4 quick questions with Rebecca Rhynhart:
What is your stance on having an elected school board? As mayor, I would appoint a school board that shares my vision for improvement in our schools. And I would establish accountability metrics for improvement and would expect my school board to share the vision that I have for the schools.
Would you consider a rent control system? There is an affordability issue. I think that there have been issues with rent control in other places, so I would look at different solutions to that issue. I will be open to rent subsidies and I think that from an affordability and homeownership perspective, we need to look at various different ways to keep people in their homes.
Would you look to reform the soda tax? I supported the soda tax because I supported the three programs that it was intended to fund … I think that the overall tax structure of the city needs to be looked at. We need to look at all aspects of our tax structure to come up with holistic and very purposeful changes to be fair to residents and to encourage business growth at the same time.

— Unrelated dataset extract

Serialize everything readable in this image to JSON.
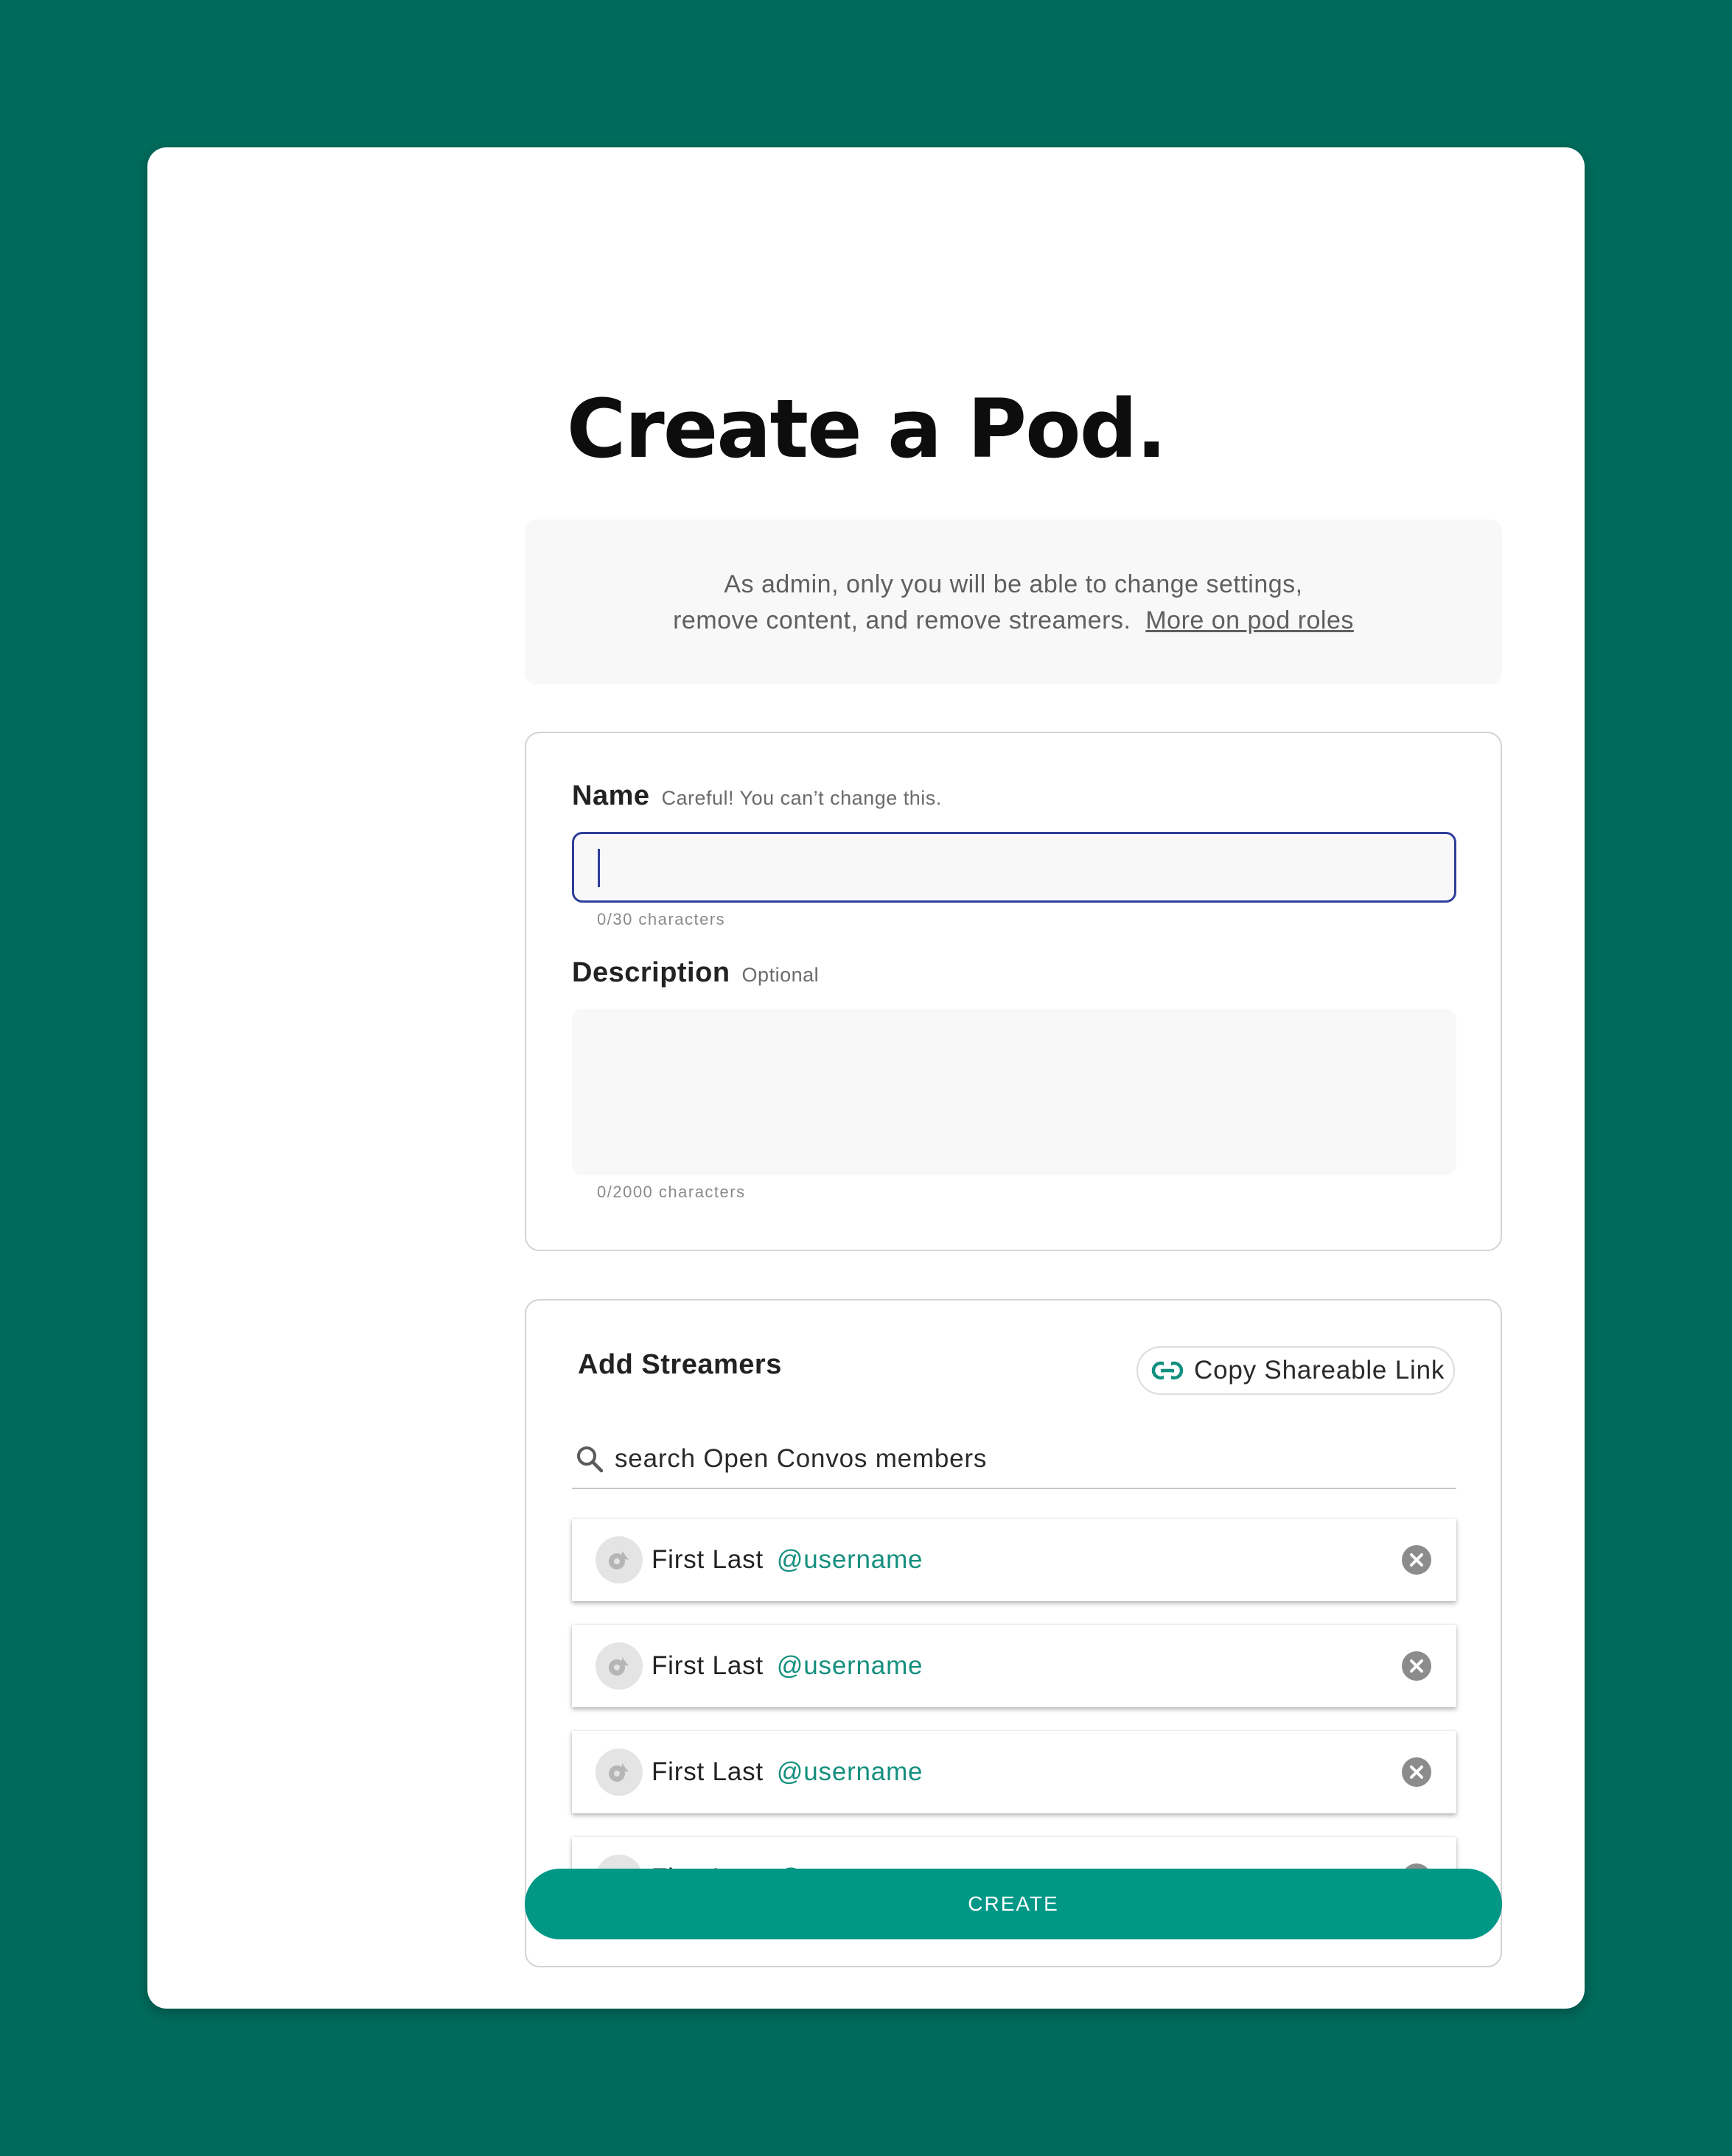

How would you prioritize getting the city back to 2 million residents? We need to make the city safe because we lose thousands of residents each year from safety concerns … And we have to improve the schools. That’s absolutely necessary. But I believe strongly that Philadelphia is an amazing city. We have so many great things about our neighborhoods, restaurants, arts and culture and sports teams. We have an awesome city. We need a mayor to truly lead through and fix these issues.